Pete Buttigeig: I think we should also focus on public education in all these lectures on higher education. My husband is a teacher and I am a big proponent of public education, so these subjects are very important to me.
Cory Booker: Did not you go to preschool? And did not your husband teach at a private school?
Kamala Harris: I agree that education is extremely important. That's why I prosecuted parents of pregnant children, even if that hit the poor families disproportionately. I am particularly proud of the time when I accused a homeless mother of three children who had two jobs to look after their children.
Cory Booker: Unlike my Democrat colleagues, I am in favor of choosing a school, have signed a bill for a private school voucher program and have been supporting charter schools for a long time. But I am also a big proponent of public schools. You can believe me. Ignore the fact that every third child in Newark, where I was mayor, attends a charter school. Now that Iowa is on the rise, the charter laws are offensive and horrible. Except in Newark.
Bernie Sanders: Charter schools must be stopped! As president, I will ban for-profit charter schools, and I still have the false impression that presidents can do that.
Marianne Williamson: Under-education is oppression and we have to combat this oppression. I suggest adding New Age teachings to the curriculum. I have 13 suggestions for books I've written, and healing crystals for the school nurses.
After the commercial break, candidates will address issues such as China, gun violence, abortion and health care.
Paulina Enck is an intern at Federalist and currently a student at Georgetown University at the School of Foreign Service. Follow her on Twitter @itspaulinaenck
Photo Democratic Presidential Candidates from Left to Right, Author Marianne Williamson, Former Colorado Governor John Hickenlooper, Entrepreneur Andrew Yang, Mayor of South Bend, Pete Buttigieg, Former Vice President Joe Biden, Senator Bernie Sanders, Senator Kamala Harris, D-Calif., Senator Kristen Gillibrand, D-NY. Former Colorado Senator Michael Bennet and MP Eric Swalwell, D-Calif.

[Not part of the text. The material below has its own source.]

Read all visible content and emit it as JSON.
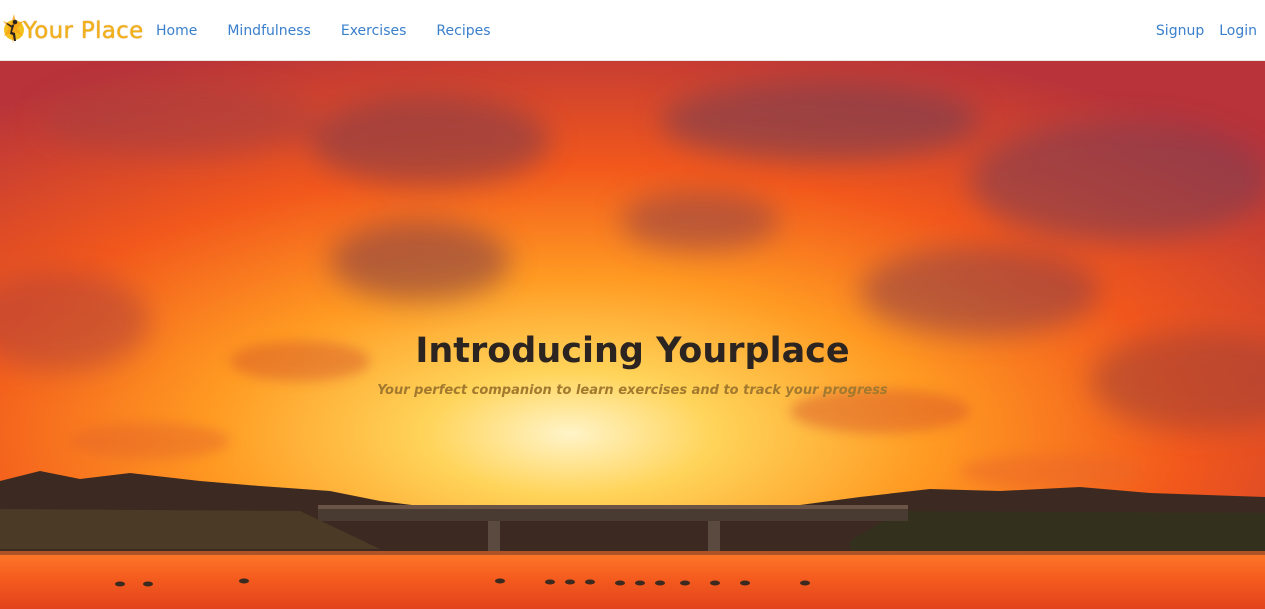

During the Democratic primary debate hosted by NBC News at the Adrienne Arsht Center for the Performing Arts in Miami on June 27, 2019, they raise their hands when asked if they would provide health care for undocumented immigrants. (AP Photo / Wilfredo Lee)